## Directions
Read through the entries below and return each line with the word "this".

## Task input
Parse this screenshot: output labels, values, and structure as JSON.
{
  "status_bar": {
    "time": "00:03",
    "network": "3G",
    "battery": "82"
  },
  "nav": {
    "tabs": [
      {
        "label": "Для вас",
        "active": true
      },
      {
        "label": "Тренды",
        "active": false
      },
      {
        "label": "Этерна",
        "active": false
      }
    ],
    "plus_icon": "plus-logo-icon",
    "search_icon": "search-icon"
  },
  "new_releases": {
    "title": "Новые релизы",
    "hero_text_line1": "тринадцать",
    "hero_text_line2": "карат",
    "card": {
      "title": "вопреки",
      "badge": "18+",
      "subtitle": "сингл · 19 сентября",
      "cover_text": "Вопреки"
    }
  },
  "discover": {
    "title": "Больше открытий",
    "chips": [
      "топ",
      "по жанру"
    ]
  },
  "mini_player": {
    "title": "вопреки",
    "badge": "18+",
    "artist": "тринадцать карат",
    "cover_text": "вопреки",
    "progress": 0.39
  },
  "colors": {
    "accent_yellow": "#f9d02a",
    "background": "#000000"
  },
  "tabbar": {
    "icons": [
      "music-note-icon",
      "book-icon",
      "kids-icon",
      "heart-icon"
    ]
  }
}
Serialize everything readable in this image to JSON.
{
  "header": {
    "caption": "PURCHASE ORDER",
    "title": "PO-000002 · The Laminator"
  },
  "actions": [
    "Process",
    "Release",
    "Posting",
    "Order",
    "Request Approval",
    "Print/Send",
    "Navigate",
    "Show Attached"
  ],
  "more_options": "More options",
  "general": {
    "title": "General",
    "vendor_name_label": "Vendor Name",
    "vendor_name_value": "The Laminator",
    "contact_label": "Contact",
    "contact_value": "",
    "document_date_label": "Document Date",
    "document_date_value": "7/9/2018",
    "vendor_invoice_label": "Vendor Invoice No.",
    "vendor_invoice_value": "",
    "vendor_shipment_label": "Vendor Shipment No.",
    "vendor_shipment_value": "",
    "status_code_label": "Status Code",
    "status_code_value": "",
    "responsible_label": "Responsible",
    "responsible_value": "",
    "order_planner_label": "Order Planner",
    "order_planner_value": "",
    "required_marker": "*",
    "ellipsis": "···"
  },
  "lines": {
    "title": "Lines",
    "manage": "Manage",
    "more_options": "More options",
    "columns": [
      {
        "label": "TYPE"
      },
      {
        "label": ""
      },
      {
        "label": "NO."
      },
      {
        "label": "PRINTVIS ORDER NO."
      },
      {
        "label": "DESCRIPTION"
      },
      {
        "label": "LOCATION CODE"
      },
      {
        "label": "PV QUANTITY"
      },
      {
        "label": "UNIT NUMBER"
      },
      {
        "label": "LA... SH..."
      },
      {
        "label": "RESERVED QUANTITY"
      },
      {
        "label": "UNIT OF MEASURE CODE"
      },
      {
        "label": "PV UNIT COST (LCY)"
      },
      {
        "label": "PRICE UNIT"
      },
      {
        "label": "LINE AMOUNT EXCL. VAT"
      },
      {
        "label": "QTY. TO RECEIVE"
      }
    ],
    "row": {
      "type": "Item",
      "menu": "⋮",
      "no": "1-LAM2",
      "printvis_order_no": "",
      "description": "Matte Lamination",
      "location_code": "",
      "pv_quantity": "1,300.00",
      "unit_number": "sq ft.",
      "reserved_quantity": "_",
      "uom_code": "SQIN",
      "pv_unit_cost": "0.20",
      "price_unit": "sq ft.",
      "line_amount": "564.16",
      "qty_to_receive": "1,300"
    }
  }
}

## Finished exercise
Parse this screenshot: output labels, values, and structure as JSON.
Serialize everything readable in this image to JSON.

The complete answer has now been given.